It would be churlish to dismiss the book for science that came after Carson's time, and its important to say that there is a great deal of interest here. So the book is far more than a historical curiosity. Modern editions often have an introduction updating Carson's work and the interested reader would do well to hunt these down. Most of all I enjoyed reading The Sea Around Us because it is such a wonderful example of how scientific writing need not be dull, or weighted down with figures, but can be poetic and accessible. I'm not surprised it was such a bestseller, and readers today will still get much from it.

Related Reviews

Carson - Silent Spring
Carson - Under the Sea Wind

Friday, September 10, 2021

Terry Pratchett - Moving Pictures

Moving Pictures is the tenth of Terry Pratchett's Discworld novels and the first of the so called "Industrial Revolution" works. It still retains a little of chaos and uncertainty in world building that characterises Pratchett's early Discworld. The main characters don't reoccur in other works, and other - more mainstream characters like the Wizards, form the background and are mostly played for comic purposes.

But Moving Pictures is an excellent early example of what Pratchett came to do so well. To take an aspect of our world, and transport it into comic fantasy. But because it is more free than the later works which were tightly bound into the framework that evolved over 41 books, Pratchett is able to play fast and lose with the story. The puns come fast and furiously, and all are glorious. These jokes and asides betray a deep knowledge of film history and the making of movies.

The story centres on Holy Wood. A dark place were ancient species lurk, held back by powerful magic. When the protection fails, dangerous ideas enter into the heads of the Discworld locals. Suddenly they want to tell moving stories on an illuminated screen, and lead the mesmerised viewers too a horrific fate.

The lead characters, Victor Tugelbend and Theda Withel are clearly meant to be Rudolph Valentino and Ginger Rogers, though there is at least one reference to Marilyn Monroe. Victor rescues Theda, over and over again until they are "stars" before anyone knows the reference. Moving Pictures introduces at least one important Discworld character Gaspode the talking dog, and CMOT Dibbler has his biggest role in the series here. He is also the cause of the biggest running joke in the book. Though there is a bit of Pratchett genius in his reversal of the traditional telling of King Kong.

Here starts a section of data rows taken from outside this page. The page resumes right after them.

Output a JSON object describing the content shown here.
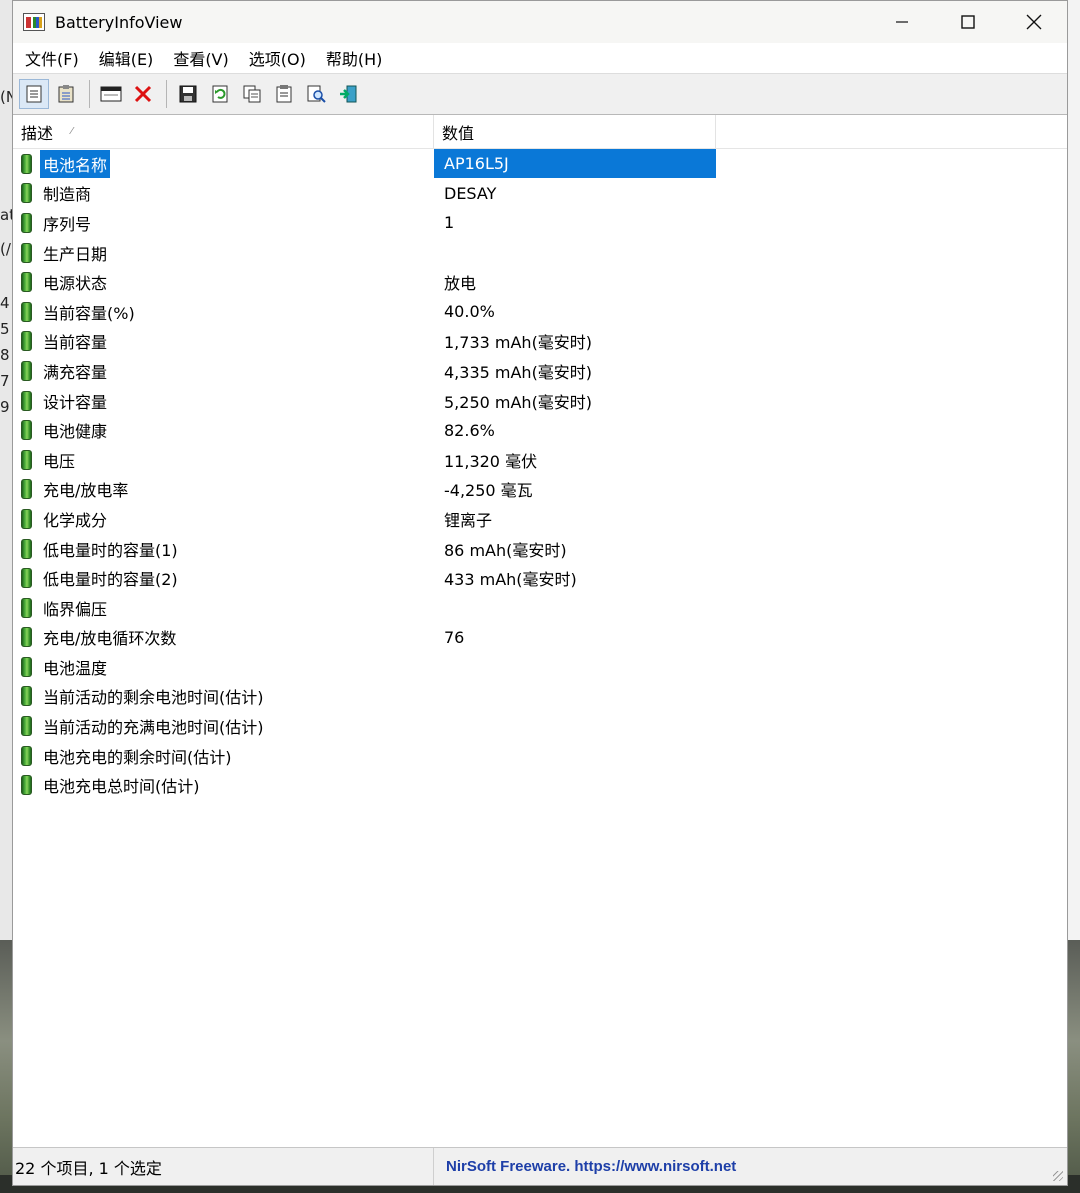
{
  "window": {
    "title": "BatteryInfoView"
  },
  "menu": [
    "文件(F)",
    "编辑(E)",
    "查看(V)",
    "选项(O)",
    "帮助(H)"
  ],
  "columns": [
    "描述",
    "数值"
  ],
  "rows": [
    {
      "label": "电池名称",
      "value": "AP16L5J"
    },
    {
      "label": "制造商",
      "value": "DESAY"
    },
    {
      "label": "序列号",
      "value": "1"
    },
    {
      "label": "生产日期",
      "value": ""
    },
    {
      "label": "电源状态",
      "value": "放电"
    },
    {
      "label": "当前容量(%)",
      "value": "40.0%"
    },
    {
      "label": "当前容量",
      "value": "1,733 mAh(毫安时)"
    },
    {
      "label": "满充容量",
      "value": "4,335 mAh(毫安时)"
    },
    {
      "label": "设计容量",
      "value": "5,250 mAh(毫安时)"
    },
    {
      "label": "电池健康",
      "value": "82.6%"
    },
    {
      "label": "电压",
      "value": "11,320 毫伏"
    },
    {
      "label": "充电/放电率",
      "value": "-4,250 毫瓦"
    },
    {
      "label": "化学成分",
      "value": "锂离子"
    },
    {
      "label": "低电量时的容量(1)",
      "value": "86 mAh(毫安时)"
    },
    {
      "label": "低电量时的容量(2)",
      "value": "433 mAh(毫安时)"
    },
    {
      "label": "临界偏压",
      "value": ""
    },
    {
      "label": "充电/放电循环次数",
      "value": "76"
    },
    {
      "label": "电池温度",
      "value": ""
    },
    {
      "label": "当前活动的剩余电池时间(估计)",
      "value": ""
    },
    {
      "label": "当前活动的充满电池时间(估计)",
      "value": ""
    },
    {
      "label": "电池充电的剩余时间(估计)",
      "value": ""
    },
    {
      "label": "电池充电总时间(估计)",
      "value": ""
    }
  ],
  "status": {
    "items": "22 个项目, 1 个选定",
    "link": "NirSoft Freeware. https://www.nirsoft.net"
  },
  "background_fragments": [
    "(N",
    "at",
    "(/",
    "4",
    "5",
    "8",
    "7",
    "9"
  ],
  "colors": {
    "selection": "#0a78d7",
    "link": "#1e3fa8"
  }
}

Moving Pictures is unusual in another way. The ending isn't particularly happy. We, the reader seeped in Hollywood romance, expect Victor and Theda to have a happy ending, but that's not quite so clear. In fact the ending is a little underwhelming, but fits the darker mood of the overall book. The book also does well to critique the greed and exploitation of Hollywood, not least through some rather clever references to real life figures.

It has been many years since I read this Pratchett and I actually picked it up after reading a history of more recent movie making shenanigans. I enjoyed it this time round, though it doesn't have the same returning power as some of Pratchett's more mature works. Nonetheless its clever and packed full of laughs from a period when Discworld was less industrial and more magical.

Related Reviews

Pratchett - Snuff
Pratchett - Unseen Academicals
Pratchett - Making Money
Pratchett - Wintersmith
Pratchett - Thud
Pratchett - Going Postal
Pratchett - Colour of Magic